To learn more about CHROs and their potential impact in healthcare, visit:
And for more information on sepsis awareness, detection, and treatment, please visit:
HROC (http://www.thinkhro.org) is a registered non-profit committed to scientific study and public safety, and serves as a platform for education and collaboration, supporting and assisting in the implementation of High Reliability Organizations (HRO) in healthcare, government, and nonprofit entities. It arose from over 2 years of pro bono work by ProcessProxy Corp. with the U.S. Air Force in a Cooperative Research And Development Agreement. HROC members are clinicians, researchers, veterans, and HRO practitioners on the frontline of educating the public on the need for healthcare to adopt HRO principles in the interest of significantly improving both patient and public safety.
About Sepsis Alliance
Sepsis Alliance is the nation’s leading sepsis advocacy organization, dedicated to saving lives by raising awareness of sepsis as a medical emergency. A 501(c)(3) organization, Sepsis Alliance was founded by Dr. Carl Flatley after the sudden, unnecessary death of his daughter Erin to a disease he had never even heard of. Sepsis Alliance produces and distributes educational materials for patients, families and health providers on sepsis prevention, early recognition and treatment. The organization also offers support to patients, sepsis survivors, and family members through its sepsis.org website which receives more than 1 million visits each year. The organization founded Sepsis Awareness Month in 2011, and works with partners to host community outreach events across North America. Since Sepsis Alliance began its mission, sepsis awareness has increased almost threefold, from 19% to 55%. For more information on Sepsis Alliance, a GuideStar Gold-rated charity, please visit http://www.sepsis.org.

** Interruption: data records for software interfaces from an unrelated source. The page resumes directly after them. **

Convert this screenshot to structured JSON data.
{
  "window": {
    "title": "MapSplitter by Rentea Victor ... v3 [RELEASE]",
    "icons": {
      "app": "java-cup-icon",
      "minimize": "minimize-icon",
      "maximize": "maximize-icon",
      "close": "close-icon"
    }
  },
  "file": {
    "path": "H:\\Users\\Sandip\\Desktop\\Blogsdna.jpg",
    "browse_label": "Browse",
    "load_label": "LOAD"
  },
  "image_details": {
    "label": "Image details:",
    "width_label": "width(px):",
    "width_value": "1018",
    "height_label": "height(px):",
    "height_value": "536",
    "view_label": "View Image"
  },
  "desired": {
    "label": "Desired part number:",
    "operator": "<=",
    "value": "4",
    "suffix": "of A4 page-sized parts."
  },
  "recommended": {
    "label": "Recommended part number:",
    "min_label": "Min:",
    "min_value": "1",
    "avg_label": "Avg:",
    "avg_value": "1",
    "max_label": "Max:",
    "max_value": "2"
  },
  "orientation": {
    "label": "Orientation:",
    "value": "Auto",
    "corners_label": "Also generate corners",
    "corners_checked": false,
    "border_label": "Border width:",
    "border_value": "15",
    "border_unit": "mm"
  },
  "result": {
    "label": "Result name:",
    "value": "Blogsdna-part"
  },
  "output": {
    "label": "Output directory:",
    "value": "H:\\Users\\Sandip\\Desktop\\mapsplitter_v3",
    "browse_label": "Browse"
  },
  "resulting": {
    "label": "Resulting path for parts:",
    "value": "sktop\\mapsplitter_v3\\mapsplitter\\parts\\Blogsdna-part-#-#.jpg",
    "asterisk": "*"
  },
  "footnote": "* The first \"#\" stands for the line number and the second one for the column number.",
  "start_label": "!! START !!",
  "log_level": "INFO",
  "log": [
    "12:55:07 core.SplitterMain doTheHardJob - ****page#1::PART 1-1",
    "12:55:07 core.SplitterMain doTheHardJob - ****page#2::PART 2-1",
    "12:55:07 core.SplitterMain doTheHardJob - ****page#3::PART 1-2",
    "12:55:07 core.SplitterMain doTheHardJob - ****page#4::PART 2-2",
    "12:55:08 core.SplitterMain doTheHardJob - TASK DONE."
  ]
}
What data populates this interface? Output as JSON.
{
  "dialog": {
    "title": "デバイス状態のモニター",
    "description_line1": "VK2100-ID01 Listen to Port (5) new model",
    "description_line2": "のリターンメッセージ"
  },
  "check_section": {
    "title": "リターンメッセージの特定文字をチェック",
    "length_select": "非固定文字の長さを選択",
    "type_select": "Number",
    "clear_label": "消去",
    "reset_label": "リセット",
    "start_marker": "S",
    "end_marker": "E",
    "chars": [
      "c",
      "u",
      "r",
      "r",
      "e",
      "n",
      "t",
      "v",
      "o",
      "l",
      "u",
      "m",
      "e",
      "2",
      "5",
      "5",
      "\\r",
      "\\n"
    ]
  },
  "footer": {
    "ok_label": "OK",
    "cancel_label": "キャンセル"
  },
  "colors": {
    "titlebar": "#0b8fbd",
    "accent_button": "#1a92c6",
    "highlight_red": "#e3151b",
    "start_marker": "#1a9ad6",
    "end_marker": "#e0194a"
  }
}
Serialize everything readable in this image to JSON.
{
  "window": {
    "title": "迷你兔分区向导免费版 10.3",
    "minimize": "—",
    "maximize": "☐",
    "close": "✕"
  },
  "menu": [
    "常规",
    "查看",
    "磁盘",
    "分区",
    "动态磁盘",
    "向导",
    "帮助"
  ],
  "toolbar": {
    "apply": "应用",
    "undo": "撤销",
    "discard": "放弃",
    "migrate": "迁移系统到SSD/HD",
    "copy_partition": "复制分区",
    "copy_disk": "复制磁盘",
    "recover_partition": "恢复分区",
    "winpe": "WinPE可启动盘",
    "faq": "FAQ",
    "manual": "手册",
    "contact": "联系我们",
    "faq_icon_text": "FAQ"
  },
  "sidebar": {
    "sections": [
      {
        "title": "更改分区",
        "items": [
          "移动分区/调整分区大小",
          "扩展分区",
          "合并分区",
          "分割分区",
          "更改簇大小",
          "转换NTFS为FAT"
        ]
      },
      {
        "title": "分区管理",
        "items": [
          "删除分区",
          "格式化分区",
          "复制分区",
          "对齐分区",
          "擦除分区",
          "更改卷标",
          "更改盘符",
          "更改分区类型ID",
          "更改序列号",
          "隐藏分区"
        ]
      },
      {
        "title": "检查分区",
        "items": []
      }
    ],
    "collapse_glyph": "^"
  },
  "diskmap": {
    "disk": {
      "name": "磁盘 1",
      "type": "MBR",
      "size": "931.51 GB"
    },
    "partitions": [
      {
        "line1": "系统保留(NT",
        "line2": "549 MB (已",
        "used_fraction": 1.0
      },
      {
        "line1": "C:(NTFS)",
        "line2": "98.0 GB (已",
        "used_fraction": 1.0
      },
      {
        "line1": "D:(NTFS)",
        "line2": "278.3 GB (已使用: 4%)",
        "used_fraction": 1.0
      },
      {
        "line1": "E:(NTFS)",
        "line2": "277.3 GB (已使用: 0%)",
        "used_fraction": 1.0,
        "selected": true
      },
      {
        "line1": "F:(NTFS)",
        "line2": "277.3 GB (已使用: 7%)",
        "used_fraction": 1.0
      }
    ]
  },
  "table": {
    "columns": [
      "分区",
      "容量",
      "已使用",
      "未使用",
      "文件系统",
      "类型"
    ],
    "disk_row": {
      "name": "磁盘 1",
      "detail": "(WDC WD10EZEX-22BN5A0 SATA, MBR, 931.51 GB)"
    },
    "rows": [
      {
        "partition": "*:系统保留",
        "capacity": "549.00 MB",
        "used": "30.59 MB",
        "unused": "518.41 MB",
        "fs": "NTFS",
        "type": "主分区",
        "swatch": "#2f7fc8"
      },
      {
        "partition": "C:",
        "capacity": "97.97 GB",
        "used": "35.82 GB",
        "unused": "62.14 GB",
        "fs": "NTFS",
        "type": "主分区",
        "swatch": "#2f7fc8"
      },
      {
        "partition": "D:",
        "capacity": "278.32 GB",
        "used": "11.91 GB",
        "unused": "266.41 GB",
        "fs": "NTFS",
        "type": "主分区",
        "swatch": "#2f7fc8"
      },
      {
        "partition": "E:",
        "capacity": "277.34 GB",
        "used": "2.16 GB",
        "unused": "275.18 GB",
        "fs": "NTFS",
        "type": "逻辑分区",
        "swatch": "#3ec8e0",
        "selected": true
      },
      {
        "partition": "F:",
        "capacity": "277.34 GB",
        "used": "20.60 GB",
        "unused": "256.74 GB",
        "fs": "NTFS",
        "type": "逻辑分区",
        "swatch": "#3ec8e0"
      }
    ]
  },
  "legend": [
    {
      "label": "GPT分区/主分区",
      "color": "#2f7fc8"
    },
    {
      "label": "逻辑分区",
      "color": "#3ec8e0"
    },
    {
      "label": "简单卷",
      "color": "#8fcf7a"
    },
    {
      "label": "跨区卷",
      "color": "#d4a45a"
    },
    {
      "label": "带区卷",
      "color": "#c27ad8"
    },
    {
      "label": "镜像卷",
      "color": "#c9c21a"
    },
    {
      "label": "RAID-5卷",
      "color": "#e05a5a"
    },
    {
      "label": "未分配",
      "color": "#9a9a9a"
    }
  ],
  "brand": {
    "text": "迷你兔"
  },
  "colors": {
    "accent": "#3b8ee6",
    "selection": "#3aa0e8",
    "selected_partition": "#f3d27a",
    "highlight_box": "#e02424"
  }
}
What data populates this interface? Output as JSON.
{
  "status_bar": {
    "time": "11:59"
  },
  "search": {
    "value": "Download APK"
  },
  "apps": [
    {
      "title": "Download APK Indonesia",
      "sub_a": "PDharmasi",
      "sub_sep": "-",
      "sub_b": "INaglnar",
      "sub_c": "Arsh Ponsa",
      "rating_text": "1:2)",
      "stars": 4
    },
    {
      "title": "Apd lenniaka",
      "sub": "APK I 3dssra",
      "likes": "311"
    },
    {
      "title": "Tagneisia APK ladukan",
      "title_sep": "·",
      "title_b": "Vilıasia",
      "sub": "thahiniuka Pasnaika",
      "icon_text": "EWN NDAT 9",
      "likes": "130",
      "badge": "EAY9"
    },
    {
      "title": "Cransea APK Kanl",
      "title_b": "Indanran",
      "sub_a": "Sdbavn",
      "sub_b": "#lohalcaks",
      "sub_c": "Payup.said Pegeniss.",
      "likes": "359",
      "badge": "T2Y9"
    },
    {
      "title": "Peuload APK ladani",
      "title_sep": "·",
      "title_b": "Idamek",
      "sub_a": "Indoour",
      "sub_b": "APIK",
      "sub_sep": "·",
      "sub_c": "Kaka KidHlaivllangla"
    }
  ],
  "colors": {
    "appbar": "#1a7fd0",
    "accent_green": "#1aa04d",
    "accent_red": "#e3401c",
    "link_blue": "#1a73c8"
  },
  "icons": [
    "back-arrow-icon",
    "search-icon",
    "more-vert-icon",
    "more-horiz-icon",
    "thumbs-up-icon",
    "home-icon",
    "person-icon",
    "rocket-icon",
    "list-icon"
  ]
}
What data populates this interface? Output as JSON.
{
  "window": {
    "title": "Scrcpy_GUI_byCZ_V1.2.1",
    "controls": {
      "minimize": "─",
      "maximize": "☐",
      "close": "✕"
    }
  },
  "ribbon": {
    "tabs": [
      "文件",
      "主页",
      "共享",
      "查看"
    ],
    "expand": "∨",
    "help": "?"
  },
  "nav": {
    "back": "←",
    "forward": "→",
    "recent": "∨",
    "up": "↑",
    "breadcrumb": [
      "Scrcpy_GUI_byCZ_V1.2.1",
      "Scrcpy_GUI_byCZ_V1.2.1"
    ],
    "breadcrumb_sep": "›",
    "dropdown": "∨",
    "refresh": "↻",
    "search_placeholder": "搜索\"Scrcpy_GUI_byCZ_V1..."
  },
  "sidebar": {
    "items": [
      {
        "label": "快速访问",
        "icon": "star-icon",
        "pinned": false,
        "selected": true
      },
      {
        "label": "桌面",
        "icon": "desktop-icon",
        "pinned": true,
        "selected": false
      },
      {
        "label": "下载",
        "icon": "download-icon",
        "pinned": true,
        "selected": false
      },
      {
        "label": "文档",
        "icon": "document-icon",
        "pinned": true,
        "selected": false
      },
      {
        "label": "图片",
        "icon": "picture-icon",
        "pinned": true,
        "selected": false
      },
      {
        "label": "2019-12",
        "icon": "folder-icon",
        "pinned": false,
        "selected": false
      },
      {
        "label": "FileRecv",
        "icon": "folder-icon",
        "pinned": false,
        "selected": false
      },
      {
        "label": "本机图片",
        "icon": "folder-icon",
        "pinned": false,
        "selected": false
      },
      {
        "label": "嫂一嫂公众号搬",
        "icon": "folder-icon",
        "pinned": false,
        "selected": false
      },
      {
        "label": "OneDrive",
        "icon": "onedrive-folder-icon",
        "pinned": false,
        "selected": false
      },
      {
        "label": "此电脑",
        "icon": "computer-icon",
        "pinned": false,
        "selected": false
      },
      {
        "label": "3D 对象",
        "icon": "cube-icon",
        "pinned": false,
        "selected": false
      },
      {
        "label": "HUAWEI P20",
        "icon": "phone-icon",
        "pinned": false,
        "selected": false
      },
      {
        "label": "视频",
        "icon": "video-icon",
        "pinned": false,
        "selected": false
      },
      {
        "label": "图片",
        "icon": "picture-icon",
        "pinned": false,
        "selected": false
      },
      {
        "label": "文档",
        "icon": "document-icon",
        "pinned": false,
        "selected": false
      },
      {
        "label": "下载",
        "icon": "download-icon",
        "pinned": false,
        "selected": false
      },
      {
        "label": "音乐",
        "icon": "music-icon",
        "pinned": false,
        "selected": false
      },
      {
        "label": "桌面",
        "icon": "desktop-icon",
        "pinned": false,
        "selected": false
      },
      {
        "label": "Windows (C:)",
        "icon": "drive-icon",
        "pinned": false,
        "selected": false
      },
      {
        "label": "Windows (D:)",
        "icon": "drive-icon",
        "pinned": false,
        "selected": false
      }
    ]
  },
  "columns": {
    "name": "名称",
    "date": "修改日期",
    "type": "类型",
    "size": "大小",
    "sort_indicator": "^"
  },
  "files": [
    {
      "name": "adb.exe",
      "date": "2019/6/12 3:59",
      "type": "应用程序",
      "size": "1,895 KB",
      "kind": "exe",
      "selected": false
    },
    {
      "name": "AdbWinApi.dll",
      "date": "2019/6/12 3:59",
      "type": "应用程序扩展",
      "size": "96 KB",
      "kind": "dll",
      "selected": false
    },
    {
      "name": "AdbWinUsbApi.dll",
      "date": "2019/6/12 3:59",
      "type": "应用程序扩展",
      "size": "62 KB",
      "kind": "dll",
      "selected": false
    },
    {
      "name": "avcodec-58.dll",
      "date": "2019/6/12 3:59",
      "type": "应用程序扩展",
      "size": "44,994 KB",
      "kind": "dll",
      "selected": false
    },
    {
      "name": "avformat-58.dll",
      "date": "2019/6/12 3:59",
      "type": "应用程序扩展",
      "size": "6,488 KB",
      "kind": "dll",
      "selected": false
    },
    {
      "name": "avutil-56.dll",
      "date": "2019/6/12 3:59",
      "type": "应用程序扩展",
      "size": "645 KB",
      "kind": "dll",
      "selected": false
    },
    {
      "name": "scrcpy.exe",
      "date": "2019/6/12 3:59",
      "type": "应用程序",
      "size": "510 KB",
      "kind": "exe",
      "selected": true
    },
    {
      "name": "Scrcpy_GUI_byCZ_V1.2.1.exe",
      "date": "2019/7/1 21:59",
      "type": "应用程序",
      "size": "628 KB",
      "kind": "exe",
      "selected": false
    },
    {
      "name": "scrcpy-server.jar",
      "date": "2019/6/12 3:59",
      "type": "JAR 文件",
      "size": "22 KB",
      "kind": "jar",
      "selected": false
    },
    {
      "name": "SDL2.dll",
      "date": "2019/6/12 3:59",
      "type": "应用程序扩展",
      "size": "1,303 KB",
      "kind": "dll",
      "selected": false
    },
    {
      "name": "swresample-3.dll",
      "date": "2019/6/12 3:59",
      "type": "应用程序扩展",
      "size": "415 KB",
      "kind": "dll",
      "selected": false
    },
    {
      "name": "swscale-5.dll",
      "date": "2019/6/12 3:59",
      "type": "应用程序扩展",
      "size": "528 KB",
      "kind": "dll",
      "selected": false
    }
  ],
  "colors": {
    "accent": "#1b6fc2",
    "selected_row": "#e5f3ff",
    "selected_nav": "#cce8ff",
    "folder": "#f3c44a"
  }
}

2012 Dept. of Transportation statistics; Leapfrog Group Hospital Safety Score, 2013
CDC Hospital Inpatient Statistics, 2013
Leapfrog Group Hospital Safety Score, 2013
2012 U.S. Dept. of Transportation